The course is designed for students who have some engineering or science knowledge gained through vocational qualifications or through workplace experience but who perhaps have not studied mathematics formally since leaving school. It will be appropriate for those who lack confidence but who need to establish a bedrock of knowledge in order to further their education.
This is a foundation, entry-level course and is not intended for those who already possess recent post-GCSE mathematics qualifications. It is highly recommended for those students going to university who have not studied maths beyond GCSE. Please share when appropriate.
Note that it is planned to run this course again shortly before the start of the new academic year in September.
Magnet Academy is an online resource provided by the National High Magnetic Field Laboratory — the largest, most high-powered magnet lab in the world. It has a wide selection of useful tutorials about electromagnetism for ages 5 upwards.
Roughly the same cost (weight for weight) as a pint of milk, it’s a common feature in science fiction films: the nitrogen dewar in the background that might at some point be used to freeze that alien chasing you down the corridor…
But how much liquid nitrogen would it actually take to do this?
Hint: Assume the creature weighs about 50kg and has a heat capacity of 2000 J/K/kg. Liquid nitrogen has a temperature of 77K and latent heat of 199 kJ/kg. For arguments sake, let’s say the creature becomes vulnerable at 250K…
Challenge: How can you make a quartz rod invisible with some water, sugar and a beaker?
Answer: Snell’s Law
If we take something that is typically transparent (i.e. the quartz rod) you can normally see it quite clearly when placed in a liquid, by the way in which light is bent as it passes through.
This ‘bending’ of light – refraction – can be described by Snell’s law:
where ‘n’ is the refractive index of the material.
So you might imagine that if we can change the rod, or the liquid itself, so that light entering from behind the beaker does not refract further on entering the quartz rod, we can effectively make the quartz rod invisible. To do this we want to match up the refractive indices ().

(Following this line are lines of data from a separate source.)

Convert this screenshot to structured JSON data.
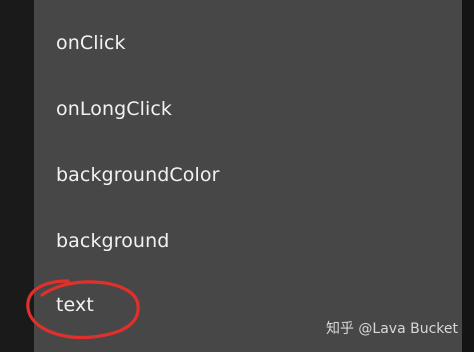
{
  "menu": {
    "items": [
      {
        "label": "onClick"
      },
      {
        "label": "onLongClick"
      },
      {
        "label": "backgroundColor"
      },
      {
        "label": "background"
      },
      {
        "label": "text"
      }
    ]
  },
  "annotation": {
    "shape": "hand-drawn circle around text",
    "color": "#e0302c"
  },
  "watermark": {
    "text": "知乎 @Lava Bucket"
  },
  "colors": {
    "panel": "#474747",
    "background": "#111111",
    "text": "#f2f2f2"
  }
}
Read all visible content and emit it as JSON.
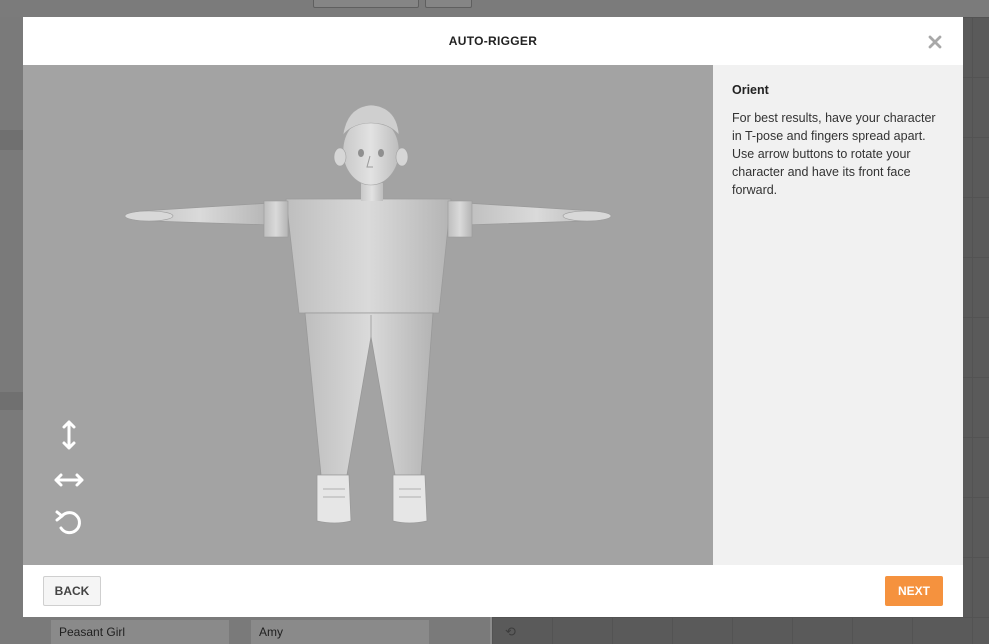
{
  "dialog": {
    "title": "AUTO-RIGGER",
    "close_icon": "close-icon"
  },
  "controls": {
    "rotate_vertical_icon": "vertical-arrows-icon",
    "rotate_horizontal_icon": "horizontal-arrows-icon",
    "reset_icon": "undo-rotate-icon"
  },
  "sidebar": {
    "heading": "Orient",
    "instructions": "For best results, have your character in T-pose and fingers spread apart. Use arrow buttons to rotate your character and have its front face forward."
  },
  "footer": {
    "back_label": "BACK",
    "next_label": "NEXT"
  },
  "background": {
    "cards": [
      "Peasant Girl",
      "Amy"
    ]
  },
  "colors": {
    "accent": "#f5923e",
    "viewport_bg": "#a3a3a3",
    "sidebar_bg": "#f1f1f1"
  }
}
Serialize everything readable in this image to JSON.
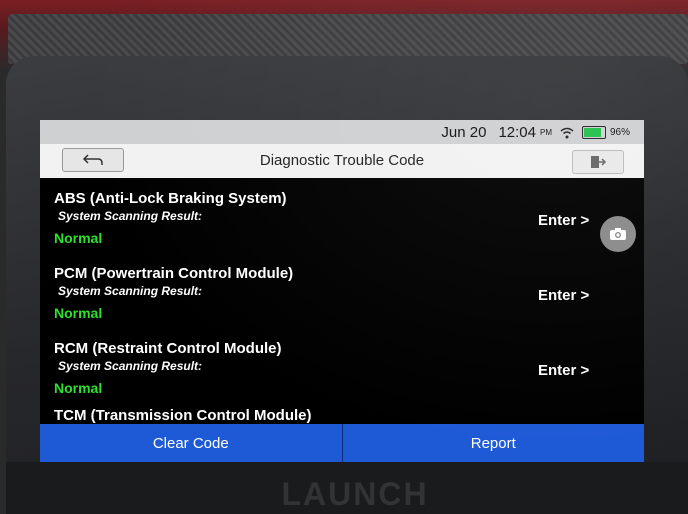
{
  "device": {
    "brand": "LAUNCH"
  },
  "status_bar": {
    "date": "Jun 20",
    "time": "12:04",
    "ampm": "PM",
    "battery_pct": "96%",
    "battery_level": 0.96,
    "icons": [
      "wifi-icon",
      "battery-icon"
    ]
  },
  "header": {
    "title": "Diagnostic Trouble Code",
    "icons": [
      "back-icon",
      "exit-icon"
    ]
  },
  "modules": [
    {
      "name": "ABS (Anti-Lock Braking System)",
      "result_label": "System Scanning Result:",
      "status": "Normal",
      "action": "Enter >"
    },
    {
      "name": "PCM (Powertrain Control Module)",
      "result_label": "System Scanning Result:",
      "status": "Normal",
      "action": "Enter >"
    },
    {
      "name": "RCM (Restraint Control Module)",
      "result_label": "System Scanning Result:",
      "status": "Normal",
      "action": "Enter >"
    },
    {
      "name": "TCM (Transmission Control Module)"
    }
  ],
  "actions": {
    "clear": "Clear Code",
    "report": "Report"
  },
  "colors": {
    "accent": "#1f5ad6",
    "status_normal": "#2ee02e",
    "title_bar": "#f2f2f2"
  }
}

With water, as you add more and more sugar the refractive index increases, until finally it approaches that of quartz ~1.46.